### ABOUT THIS TASK:
Lines below that hold the word "number" must be copied in full.

### RECORDS FOR THIS EXERCISE:

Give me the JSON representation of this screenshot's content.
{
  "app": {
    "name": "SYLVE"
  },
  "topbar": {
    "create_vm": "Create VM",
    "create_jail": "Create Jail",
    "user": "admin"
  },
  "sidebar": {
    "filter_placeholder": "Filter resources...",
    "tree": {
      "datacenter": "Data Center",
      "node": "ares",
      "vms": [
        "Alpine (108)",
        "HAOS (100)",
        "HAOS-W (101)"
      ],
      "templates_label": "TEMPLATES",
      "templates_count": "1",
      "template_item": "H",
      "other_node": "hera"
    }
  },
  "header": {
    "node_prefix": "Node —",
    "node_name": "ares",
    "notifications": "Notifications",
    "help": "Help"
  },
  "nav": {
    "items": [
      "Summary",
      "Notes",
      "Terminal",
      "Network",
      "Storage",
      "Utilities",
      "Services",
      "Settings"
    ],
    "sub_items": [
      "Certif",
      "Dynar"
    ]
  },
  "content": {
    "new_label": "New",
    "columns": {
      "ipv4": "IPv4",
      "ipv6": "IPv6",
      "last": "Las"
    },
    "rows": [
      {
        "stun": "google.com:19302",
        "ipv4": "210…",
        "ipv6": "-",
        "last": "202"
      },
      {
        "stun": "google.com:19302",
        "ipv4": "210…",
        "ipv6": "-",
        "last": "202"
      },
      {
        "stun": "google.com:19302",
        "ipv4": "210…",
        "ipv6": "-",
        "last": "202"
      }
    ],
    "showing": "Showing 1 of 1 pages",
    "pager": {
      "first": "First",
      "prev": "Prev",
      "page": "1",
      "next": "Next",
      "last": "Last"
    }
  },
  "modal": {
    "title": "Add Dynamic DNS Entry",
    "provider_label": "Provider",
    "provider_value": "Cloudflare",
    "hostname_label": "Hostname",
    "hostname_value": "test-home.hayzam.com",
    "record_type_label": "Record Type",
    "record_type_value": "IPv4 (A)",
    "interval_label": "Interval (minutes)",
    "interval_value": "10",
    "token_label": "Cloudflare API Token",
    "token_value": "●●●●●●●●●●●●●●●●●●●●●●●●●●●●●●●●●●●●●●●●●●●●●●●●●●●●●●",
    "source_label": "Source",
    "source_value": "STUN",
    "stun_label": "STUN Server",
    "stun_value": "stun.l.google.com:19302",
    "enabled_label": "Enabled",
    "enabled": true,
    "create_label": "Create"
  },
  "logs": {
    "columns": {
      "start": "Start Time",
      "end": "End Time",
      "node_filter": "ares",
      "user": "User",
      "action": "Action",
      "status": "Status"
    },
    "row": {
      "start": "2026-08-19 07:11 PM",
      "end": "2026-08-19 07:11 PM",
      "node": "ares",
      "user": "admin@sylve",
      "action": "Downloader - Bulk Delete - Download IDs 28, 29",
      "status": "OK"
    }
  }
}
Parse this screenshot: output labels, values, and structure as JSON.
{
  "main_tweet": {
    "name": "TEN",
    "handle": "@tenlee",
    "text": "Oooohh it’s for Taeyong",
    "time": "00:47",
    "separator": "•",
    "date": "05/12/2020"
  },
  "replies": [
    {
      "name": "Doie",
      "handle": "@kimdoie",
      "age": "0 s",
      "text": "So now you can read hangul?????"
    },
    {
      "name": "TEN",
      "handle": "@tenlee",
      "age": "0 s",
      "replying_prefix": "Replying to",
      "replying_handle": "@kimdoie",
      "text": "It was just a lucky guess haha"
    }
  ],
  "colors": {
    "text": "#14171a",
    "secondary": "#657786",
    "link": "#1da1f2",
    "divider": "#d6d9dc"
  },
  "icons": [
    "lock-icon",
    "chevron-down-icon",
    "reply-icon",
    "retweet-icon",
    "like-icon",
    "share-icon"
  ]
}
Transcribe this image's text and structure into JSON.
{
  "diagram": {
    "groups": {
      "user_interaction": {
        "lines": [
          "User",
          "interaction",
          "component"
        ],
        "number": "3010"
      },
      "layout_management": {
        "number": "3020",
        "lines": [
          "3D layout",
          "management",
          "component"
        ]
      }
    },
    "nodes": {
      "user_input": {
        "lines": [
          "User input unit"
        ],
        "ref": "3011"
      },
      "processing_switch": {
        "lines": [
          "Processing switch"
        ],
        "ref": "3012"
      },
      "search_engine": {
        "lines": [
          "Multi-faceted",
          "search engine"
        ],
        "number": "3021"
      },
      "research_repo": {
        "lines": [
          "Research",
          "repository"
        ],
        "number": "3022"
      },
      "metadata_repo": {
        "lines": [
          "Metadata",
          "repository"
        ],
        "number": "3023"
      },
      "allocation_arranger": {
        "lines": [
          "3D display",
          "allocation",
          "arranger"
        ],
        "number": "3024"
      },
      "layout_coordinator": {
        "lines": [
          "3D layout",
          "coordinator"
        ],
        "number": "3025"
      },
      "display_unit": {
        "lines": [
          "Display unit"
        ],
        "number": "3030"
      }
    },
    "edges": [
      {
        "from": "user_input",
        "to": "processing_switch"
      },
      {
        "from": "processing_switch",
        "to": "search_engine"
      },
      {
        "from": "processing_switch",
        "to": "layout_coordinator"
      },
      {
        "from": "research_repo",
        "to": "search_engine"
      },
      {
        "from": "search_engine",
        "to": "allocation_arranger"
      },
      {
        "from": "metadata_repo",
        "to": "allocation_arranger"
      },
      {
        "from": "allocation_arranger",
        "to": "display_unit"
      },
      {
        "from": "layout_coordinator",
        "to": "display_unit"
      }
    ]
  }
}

### EXERCISE RESPONSE:
        "number": "3010"
        "number": "3020",
        "number": "3021"
        "number": "3022"
        "number": "3023"
        "number": "3024"
        "number": "3025"
        "number": "3030"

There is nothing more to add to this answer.